**WHAT YOU SHOULD DO**:
The records below are to be set down word for word, with every picture left out.

**RECORDS PROVIDED**:
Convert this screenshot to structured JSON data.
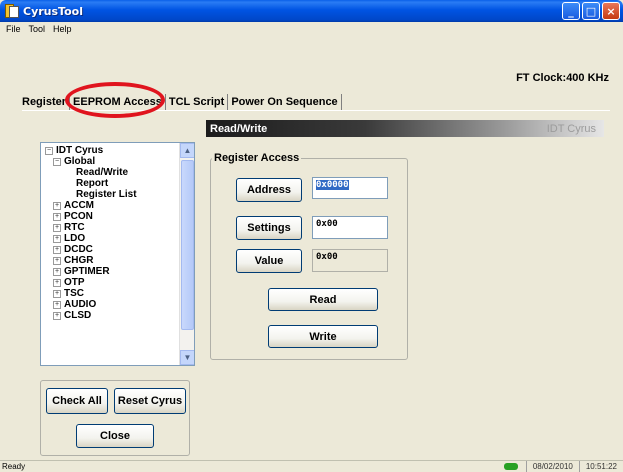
{
  "window": {
    "title": "CyrusTool",
    "minimize_glyph": "_",
    "maximize_glyph": "□",
    "close_glyph": "×"
  },
  "menu": {
    "items": [
      "File",
      "Tool",
      "Help"
    ]
  },
  "clock": "FT Clock:400 KHz",
  "tabs": [
    {
      "label": "Register",
      "active": true
    },
    {
      "label": "EEPROM Access",
      "active": false
    },
    {
      "label": "TCL Script",
      "active": false
    },
    {
      "label": "Power On Sequence",
      "active": false
    }
  ],
  "panel_header": {
    "title": "Read/Write",
    "brand": "IDT Cyrus"
  },
  "tree": {
    "items": [
      {
        "label": "IDT Cyrus",
        "expander": "−"
      },
      {
        "label": "Global",
        "expander": "−"
      },
      {
        "label": "Read/Write",
        "expander": ""
      },
      {
        "label": "Report",
        "expander": ""
      },
      {
        "label": "Register List",
        "expander": ""
      },
      {
        "label": "ACCM",
        "expander": "+"
      },
      {
        "label": "PCON",
        "expander": "+"
      },
      {
        "label": "RTC",
        "expander": "+"
      },
      {
        "label": "LDO",
        "expander": "+"
      },
      {
        "label": "DCDC",
        "expander": "+"
      },
      {
        "label": "CHGR",
        "expander": "+"
      },
      {
        "label": "GPTIMER",
        "expander": "+"
      },
      {
        "label": "OTP",
        "expander": "+"
      },
      {
        "label": "TSC",
        "expander": "+"
      },
      {
        "label": "AUDIO",
        "expander": "+"
      },
      {
        "label": "CLSD",
        "expander": "+"
      }
    ],
    "selected": "Read/Write",
    "scroll_up_glyph": "▲",
    "scroll_down_glyph": "▼"
  },
  "register_access": {
    "legend": "Register Access",
    "address_label": "Address",
    "address_value": "0x0000",
    "settings_label": "Settings",
    "settings_value": "0x00",
    "value_label": "Value",
    "value_value": "0x00",
    "read_label": "Read",
    "write_label": "Write"
  },
  "bottom": {
    "check_all": "Check All",
    "reset_cyrus": "Reset Cyrus",
    "close": "Close"
  },
  "status": {
    "text": "Ready",
    "date": "08/02/2010",
    "time": "10:51:22"
  },
  "colors": {
    "annotation_circle": "#e0141e",
    "online_indicator": "#27a023"
  }
}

**TASK ANSWER**:
Convert this screenshot to structured JSON data.
{
  "window": {
    "title": "CyrusTool",
    "minimize_glyph": "_",
    "maximize_glyph": "□",
    "close_glyph": "×"
  },
  "menu": {
    "items": [
      "File",
      "Tool",
      "Help"
    ]
  },
  "clock": "FT Clock:400 KHz",
  "tabs": [
    {
      "label": "Register",
      "active": true
    },
    {
      "label": "EEPROM Access",
      "active": false
    },
    {
      "label": "TCL Script",
      "active": false
    },
    {
      "label": "Power On Sequence",
      "active": false
    }
  ],
  "panel_header": {
    "title": "Read/Write",
    "brand": "IDT Cyrus"
  },
  "tree": {
    "items": [
      {
        "label": "IDT Cyrus",
        "expander": "−"
      },
      {
        "label": "Global",
        "expander": "−"
      },
      {
        "label": "Read/Write",
        "expander": ""
      },
      {
        "label": "Report",
        "expander": ""
      },
      {
        "label": "Register List",
        "expander": ""
      },
      {
        "label": "ACCM",
        "expander": "+"
      },
      {
        "label": "PCON",
        "expander": "+"
      },
      {
        "label": "RTC",
        "expander": "+"
      },
      {
        "label": "LDO",
        "expander": "+"
      },
      {
        "label": "DCDC",
        "expander": "+"
      },
      {
        "label": "CHGR",
        "expander": "+"
      },
      {
        "label": "GPTIMER",
        "expander": "+"
      },
      {
        "label": "OTP",
        "expander": "+"
      },
      {
        "label": "TSC",
        "expander": "+"
      },
      {
        "label": "AUDIO",
        "expander": "+"
      },
      {
        "label": "CLSD",
        "expander": "+"
      }
    ],
    "selected": "Read/Write",
    "scroll_up_glyph": "▲",
    "scroll_down_glyph": "▼"
  },
  "register_access": {
    "legend": "Register Access",
    "address_label": "Address",
    "address_value": "0x0000",
    "settings_label": "Settings",
    "settings_value": "0x00",
    "value_label": "Value",
    "value_value": "0x00",
    "read_label": "Read",
    "write_label": "Write"
  },
  "bottom": {
    "check_all": "Check All",
    "reset_cyrus": "Reset Cyrus",
    "close": "Close"
  },
  "status": {
    "text": "Ready",
    "date": "08/02/2010",
    "time": "10:51:22"
  },
  "colors": {
    "annotation_circle": "#e0141e",
    "online_indicator": "#27a023"
  }
}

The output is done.